**Task details**: Starting with the line that contains "Read all visible content and emit it as JSON.", copy out each line through the end of the entries below, exactly as written, and nothing else.

Records shown: Begin

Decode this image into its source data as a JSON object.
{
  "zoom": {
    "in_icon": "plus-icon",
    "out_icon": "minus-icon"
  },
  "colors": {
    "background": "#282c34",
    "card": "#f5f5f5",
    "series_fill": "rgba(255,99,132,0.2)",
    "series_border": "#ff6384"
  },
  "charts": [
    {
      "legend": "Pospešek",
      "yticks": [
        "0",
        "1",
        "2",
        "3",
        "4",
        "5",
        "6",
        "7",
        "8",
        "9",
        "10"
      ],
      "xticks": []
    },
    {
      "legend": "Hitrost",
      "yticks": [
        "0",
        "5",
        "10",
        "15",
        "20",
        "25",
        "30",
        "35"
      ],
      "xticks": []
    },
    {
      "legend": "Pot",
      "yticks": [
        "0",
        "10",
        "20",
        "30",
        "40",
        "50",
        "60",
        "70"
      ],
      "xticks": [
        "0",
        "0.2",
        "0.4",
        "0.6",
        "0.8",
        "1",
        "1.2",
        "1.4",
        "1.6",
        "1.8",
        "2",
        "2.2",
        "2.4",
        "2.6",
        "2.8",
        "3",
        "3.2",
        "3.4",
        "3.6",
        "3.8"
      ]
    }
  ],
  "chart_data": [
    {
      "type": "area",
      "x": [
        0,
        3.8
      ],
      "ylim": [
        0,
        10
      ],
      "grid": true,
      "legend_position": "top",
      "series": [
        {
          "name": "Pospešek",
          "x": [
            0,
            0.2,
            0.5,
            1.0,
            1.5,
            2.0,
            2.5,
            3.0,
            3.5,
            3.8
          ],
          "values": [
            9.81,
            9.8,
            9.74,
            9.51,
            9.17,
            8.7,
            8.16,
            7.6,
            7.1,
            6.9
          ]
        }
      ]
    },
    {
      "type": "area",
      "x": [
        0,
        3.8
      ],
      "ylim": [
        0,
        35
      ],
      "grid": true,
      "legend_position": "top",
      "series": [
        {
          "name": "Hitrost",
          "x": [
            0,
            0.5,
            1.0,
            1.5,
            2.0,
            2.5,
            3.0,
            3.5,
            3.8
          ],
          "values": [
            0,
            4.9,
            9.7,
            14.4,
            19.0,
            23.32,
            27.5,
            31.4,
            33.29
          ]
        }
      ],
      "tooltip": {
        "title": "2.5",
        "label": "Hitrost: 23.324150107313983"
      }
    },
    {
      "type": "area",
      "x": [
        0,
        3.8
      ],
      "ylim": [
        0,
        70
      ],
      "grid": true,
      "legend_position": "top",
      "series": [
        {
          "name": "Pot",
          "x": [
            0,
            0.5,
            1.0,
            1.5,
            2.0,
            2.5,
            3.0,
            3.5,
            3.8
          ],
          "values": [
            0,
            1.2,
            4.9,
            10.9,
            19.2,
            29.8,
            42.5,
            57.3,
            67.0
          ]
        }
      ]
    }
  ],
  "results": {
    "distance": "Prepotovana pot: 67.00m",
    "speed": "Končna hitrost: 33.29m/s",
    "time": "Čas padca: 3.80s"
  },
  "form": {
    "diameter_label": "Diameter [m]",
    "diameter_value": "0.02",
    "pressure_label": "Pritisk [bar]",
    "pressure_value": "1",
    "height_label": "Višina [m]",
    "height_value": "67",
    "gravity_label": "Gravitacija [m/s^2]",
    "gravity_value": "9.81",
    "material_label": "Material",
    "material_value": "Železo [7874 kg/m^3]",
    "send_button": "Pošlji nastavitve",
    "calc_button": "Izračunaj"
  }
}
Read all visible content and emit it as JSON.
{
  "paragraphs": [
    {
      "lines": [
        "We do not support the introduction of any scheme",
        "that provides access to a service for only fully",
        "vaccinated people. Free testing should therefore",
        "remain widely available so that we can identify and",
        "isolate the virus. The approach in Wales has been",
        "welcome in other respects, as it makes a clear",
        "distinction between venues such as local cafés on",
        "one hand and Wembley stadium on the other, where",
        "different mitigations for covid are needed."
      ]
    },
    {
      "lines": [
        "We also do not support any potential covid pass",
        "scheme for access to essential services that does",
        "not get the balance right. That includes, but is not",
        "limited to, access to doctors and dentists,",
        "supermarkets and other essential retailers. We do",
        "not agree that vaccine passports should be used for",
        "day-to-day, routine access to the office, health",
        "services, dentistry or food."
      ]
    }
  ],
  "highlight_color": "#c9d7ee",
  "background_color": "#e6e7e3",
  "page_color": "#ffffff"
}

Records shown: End

**Task answer**:
Read all visible content and emit it as JSON.
{
  "paragraphs": [
    {
      "lines": [
        "We do not support the introduction of any scheme",
        "that provides access to a service for only fully",
        "vaccinated people. Free testing should therefore",
        "remain widely available so that we can identify and",
        "isolate the virus. The approach in Wales has been",
        "welcome in other respects, as it makes a clear",
        "distinction between venues such as local cafés on",
        "one hand and Wembley stadium on the other, where",
        "different mitigations for covid are needed."
      ]
    },
    {
      "lines": [
        "We also do not support any potential covid pass",
        "scheme for access to essential services that does",
        "not get the balance right. That includes, but is not",
        "limited to, access to doctors and dentists,",
        "supermarkets and other essential retailers. We do",
        "not agree that vaccine passports should be used for",
        "day-to-day, routine access to the office, health",
        "services, dentistry or food."
      ]
    }
  ],
  "highlight_color": "#c9d7ee",
  "background_color": "#e6e7e3",
  "page_color": "#ffffff"
}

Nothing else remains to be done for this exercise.